More of Kelly's two big qualities here.
This campaign for Lincoln Financial Group, by 22squared, would be awesome if the sound weren't out of sync, and if they tossed in some comic relief.
Because if our future self came and chatted us up during some critical moment in our lives, we wouldn't just let them go on and on about money. We'd have some questions of our own, including:
- How did you get here?
- Has someone cured cancer?
- When did I get that awful haircut?
See the Nursery and ER spots.
The campaign is called "Hello Future." And we have to admit these people are onto something, having too often shelved the IRA in favour of a new pair of jeans.
Two things we're tired of: people building special sites for the iPhone (why? Why would you?), and movies about Will Smith saving the fucking world.
In tangent with Crew Creative, Warner Bros. is dredging out advertainment to iPhone and Second Life for I Am Legend, where Will Smith, the last man on earth, must try to find a cure for a zombie-making virus. Or something.
It's not everyone who can live out splendorific fantasies as often as Will Smith can. He gets to play a supernatural secret agent, rescue the country from aliens (twice!), embark upon a successful no-profanity-needed rap career, woo swooning women, and he even got to be the classic poor-guy-makes-good.

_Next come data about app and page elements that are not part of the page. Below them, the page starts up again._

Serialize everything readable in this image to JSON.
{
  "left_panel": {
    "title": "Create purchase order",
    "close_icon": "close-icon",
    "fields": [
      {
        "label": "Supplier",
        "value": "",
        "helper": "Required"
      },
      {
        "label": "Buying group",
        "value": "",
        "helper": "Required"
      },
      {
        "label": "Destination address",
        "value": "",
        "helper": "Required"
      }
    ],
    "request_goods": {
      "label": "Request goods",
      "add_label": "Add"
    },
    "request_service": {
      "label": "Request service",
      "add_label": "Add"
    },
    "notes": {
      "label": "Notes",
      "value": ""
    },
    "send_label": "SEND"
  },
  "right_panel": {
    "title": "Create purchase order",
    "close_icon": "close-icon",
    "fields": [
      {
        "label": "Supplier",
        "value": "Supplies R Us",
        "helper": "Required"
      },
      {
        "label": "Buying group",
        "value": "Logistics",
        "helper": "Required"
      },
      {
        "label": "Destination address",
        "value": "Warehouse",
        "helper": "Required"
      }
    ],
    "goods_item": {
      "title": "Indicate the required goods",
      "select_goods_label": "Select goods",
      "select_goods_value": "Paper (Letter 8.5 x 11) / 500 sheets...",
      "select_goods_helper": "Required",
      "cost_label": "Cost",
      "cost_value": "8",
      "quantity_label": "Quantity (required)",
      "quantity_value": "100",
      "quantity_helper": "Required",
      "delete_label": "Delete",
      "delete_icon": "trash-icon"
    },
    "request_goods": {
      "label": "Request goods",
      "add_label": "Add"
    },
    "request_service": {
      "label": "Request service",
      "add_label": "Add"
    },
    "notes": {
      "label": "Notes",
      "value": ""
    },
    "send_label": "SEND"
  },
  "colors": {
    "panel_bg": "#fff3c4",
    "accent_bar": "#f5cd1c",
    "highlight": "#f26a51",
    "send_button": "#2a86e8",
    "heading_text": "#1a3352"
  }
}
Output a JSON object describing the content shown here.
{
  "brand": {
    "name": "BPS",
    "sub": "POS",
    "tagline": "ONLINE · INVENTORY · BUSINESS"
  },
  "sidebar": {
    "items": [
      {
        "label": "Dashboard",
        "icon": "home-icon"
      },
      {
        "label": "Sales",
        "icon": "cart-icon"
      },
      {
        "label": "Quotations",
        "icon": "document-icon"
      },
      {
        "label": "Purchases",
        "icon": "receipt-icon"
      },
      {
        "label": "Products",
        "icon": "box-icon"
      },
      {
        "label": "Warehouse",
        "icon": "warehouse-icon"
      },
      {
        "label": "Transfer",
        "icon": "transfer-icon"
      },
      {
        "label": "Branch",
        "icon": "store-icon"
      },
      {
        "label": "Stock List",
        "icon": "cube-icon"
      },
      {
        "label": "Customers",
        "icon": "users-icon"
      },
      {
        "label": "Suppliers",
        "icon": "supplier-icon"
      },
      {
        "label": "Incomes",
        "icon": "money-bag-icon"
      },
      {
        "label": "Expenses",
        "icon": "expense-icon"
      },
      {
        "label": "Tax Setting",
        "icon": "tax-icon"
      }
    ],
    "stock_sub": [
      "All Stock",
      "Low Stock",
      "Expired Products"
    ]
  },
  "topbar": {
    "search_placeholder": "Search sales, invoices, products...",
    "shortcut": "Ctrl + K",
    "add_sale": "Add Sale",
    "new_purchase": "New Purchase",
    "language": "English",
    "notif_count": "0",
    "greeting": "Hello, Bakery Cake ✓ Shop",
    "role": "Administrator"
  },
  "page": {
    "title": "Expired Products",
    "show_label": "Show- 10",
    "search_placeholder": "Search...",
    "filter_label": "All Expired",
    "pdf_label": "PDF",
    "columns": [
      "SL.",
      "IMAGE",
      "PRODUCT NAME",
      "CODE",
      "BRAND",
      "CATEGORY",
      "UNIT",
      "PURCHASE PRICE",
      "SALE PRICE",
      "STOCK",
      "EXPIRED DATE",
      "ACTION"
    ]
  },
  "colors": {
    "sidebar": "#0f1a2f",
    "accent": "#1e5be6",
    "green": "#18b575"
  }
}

Now he gets to save the world from zombification? Is there anything you can't do (besides curse), Will?
WONGDOODY, LA is on a pro-bono mission with the Venice Community Housing Corp to draw attention to the one in 32 homeless living in the area.
With flyers pushing "Dumpster Alcove w/ Fecal Matter 4 RENT" and ads like the one at left featuring in the for-lease sections of papers like The Argonaut and LA Weekly, the effort does two things:
- Highlights real "living options" that the homeless have to deal with
- Pokes fun at euphemisms realtors use to promote less-than-savory real estate (who could say no to "purvy lurkers" and "mysterious stains"? It's so Dickens)
Since the launch of the campaign, the VCHC reports double the number of calls and website visitors. We wonder how many of those calls were actual inquiries about renting in squalor. There's something so bohemian about demanding a challenging atmosphere.
Continuing its quest to bring New York-style vulgarities to the peaceful, mountainous region of Colorado, New York-style Anthony's Pizza & Pasta says "Eat Me" to residents from atop billboards, alongside buses, from within newspapers and on radio. When it comes to pizza, or any food for that matter, there really isn't a simpler, more direct method of conveying the primary marketing message. Cultivator Advertising & Design created the campaign.
OK, so we guess it's just like old school radio so we really shouldn't complain but do we really want to listen to short audio ads placed in front of the music we download? Music site We7 thinks so and has based their ad-supported music download service on it. As explained on the We7 site, audio ads are dynamically grafted onto the front of music tracks and albums based on a person's demographic profile.
Just yesterday, We7 announced a deal with the producers of the Michael Moore film Sicko which will be released in the UK October 26th. Audio ads for the film will preface downloaded music tracks.